The new data in the study stands in stark contrast to the medical recommendations outlined by the American Academy of Pediatrics (AAP), which states that behavioral therapy should be the first-line of treatment for preschoolers with ADHD.

“Healthcare professionals are cautious about prescribing psychotropic educations for young children for two main reasons, Dr. Mark Wolraich, a pediatrician from the University of Oklahoma Health Sciences Center who was involved in the study, told Al Arabiya News. “It is more difficult to make clear diagnoses in young children and there are too few scientific studies to establish their efficacy and safety on that age group,” he added.

Treating ADHD

In response to the study, the CDC emphasized the importance of following the 2011 ADHD clinical practice guidelines published by the AAP in a press release issued last Wednesday. Children under the age of six should be treated with behavioral therapy first, before contemplating the necessity of medication while children aged six-17 should be treated with a combination of behavioral therapy and medication.

Behavioral therapy requires the involvement of not only the child, but also parents and teachers as well. According to the AAP guidelines, behavioral therapy encompasses a wide-range of programs that are focused on shaping a child’s behavior through changes in their physical and social environment. There are currently public and private trainings aimed at providing parents and teachers with specific techniques that help to improve children’s behavior in either the home or class-room setting.

“The behavior therapy that has the strongest evidence for preschoolers with ADHD is parent training, which helps parents develop a positive parent-child relationship and learn how to discipline their child in a consistent and age-appropriate way, said Dr. Visser.

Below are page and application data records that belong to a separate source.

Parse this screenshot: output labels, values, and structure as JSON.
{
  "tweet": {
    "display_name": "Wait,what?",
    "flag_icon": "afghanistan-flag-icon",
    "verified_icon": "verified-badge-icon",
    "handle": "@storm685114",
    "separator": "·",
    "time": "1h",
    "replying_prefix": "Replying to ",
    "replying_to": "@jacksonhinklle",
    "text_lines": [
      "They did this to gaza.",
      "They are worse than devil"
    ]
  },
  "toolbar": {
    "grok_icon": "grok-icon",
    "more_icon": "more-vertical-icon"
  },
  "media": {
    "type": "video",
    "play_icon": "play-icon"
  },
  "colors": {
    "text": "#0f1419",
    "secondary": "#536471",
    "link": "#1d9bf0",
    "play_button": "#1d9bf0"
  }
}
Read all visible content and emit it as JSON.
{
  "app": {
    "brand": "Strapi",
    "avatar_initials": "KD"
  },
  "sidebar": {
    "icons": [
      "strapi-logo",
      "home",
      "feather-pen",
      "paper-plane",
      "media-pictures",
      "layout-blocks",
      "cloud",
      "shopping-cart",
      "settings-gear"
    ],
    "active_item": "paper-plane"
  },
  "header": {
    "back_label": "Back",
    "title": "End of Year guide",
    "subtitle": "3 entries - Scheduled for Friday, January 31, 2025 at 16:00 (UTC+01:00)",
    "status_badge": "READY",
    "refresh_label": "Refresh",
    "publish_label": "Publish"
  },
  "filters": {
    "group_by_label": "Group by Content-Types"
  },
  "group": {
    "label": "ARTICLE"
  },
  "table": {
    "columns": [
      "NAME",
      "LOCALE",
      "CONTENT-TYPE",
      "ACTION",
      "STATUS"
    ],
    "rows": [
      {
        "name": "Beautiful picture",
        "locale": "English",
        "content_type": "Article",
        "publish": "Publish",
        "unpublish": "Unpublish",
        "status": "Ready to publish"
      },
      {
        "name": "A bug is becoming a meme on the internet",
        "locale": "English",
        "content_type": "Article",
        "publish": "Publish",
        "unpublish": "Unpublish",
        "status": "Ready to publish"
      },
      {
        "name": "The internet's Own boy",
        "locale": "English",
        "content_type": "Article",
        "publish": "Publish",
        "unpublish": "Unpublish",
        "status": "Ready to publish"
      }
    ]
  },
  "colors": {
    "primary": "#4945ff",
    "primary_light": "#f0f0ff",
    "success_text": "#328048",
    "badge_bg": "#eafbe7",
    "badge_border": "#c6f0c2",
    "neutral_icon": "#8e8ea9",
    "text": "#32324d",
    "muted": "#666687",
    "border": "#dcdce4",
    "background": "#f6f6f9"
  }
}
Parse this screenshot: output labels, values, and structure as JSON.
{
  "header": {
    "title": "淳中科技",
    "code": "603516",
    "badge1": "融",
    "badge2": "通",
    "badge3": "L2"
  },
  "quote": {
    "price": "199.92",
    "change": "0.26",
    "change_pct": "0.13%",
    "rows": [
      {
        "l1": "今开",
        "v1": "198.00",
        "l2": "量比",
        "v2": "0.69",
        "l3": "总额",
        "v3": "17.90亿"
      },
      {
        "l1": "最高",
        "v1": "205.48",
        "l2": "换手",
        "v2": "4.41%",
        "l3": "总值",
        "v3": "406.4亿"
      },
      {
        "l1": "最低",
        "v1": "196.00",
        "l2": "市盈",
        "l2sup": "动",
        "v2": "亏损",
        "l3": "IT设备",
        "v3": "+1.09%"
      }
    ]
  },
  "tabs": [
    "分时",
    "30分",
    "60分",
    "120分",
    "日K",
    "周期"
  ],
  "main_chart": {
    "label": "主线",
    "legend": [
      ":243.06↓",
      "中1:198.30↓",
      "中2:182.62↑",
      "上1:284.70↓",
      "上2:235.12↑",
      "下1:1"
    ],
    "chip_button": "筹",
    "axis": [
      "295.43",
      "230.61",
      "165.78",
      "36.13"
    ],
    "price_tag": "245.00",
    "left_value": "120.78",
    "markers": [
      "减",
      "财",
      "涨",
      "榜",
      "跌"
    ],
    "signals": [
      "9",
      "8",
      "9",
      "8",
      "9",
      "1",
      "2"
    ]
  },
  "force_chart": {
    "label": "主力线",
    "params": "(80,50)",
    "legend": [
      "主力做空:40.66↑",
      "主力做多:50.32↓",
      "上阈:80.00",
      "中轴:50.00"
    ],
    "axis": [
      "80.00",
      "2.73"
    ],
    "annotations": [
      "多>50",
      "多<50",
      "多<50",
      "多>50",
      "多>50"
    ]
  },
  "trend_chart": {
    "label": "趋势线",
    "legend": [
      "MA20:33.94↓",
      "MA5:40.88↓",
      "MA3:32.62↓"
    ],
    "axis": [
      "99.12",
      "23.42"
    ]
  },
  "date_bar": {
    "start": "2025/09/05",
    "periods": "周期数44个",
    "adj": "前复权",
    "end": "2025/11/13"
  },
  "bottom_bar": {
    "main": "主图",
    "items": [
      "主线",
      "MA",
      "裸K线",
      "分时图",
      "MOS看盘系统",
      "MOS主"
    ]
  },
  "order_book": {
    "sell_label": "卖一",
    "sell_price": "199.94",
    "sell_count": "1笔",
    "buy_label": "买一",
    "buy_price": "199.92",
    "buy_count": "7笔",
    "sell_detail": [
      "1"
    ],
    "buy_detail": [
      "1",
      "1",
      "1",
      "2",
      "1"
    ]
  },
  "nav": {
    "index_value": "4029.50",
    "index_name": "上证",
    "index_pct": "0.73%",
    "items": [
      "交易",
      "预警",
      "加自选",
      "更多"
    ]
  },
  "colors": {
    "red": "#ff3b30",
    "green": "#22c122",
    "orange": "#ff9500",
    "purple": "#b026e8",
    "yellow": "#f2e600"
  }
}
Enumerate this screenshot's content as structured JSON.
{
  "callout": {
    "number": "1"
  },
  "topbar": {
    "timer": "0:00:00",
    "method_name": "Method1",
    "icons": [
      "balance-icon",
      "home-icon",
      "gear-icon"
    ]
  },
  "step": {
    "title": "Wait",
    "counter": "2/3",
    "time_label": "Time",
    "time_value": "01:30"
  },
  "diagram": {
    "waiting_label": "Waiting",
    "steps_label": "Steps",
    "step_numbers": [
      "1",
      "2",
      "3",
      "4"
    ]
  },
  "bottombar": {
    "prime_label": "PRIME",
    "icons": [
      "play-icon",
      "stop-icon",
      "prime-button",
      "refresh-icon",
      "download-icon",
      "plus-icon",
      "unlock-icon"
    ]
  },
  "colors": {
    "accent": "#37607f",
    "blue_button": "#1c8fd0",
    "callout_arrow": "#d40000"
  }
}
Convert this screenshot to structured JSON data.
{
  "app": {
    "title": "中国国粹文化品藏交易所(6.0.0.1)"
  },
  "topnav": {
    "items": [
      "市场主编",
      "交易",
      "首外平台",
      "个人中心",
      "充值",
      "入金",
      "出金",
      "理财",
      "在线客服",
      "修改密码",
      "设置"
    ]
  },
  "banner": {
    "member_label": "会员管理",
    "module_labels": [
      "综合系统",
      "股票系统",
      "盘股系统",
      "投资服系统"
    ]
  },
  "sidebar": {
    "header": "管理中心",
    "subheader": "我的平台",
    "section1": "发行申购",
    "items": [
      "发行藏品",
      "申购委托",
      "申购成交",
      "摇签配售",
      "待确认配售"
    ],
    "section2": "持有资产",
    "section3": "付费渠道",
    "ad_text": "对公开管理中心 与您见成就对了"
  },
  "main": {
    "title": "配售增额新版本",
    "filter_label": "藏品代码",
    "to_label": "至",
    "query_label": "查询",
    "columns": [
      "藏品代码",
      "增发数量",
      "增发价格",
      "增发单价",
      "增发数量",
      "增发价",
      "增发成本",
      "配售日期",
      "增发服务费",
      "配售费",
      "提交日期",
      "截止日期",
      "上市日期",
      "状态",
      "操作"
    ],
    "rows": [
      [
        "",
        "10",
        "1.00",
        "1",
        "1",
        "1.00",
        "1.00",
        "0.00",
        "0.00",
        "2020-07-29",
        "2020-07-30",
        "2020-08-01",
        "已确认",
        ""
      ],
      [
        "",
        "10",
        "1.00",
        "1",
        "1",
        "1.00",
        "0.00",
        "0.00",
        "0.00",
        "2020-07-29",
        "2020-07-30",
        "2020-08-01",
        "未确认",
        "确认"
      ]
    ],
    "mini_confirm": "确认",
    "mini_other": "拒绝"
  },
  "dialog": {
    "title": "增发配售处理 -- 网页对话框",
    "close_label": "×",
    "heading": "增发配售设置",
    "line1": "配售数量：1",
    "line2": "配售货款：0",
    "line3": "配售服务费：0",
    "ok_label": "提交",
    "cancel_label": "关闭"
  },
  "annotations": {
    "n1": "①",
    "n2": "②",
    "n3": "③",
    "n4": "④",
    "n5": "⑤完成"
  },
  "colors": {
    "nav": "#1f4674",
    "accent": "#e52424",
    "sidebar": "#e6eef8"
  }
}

“Behavior therapy may also help the child understand how to manage their problematic behaviors and reward them for good behavior through reward systems, like token strategies,” she added.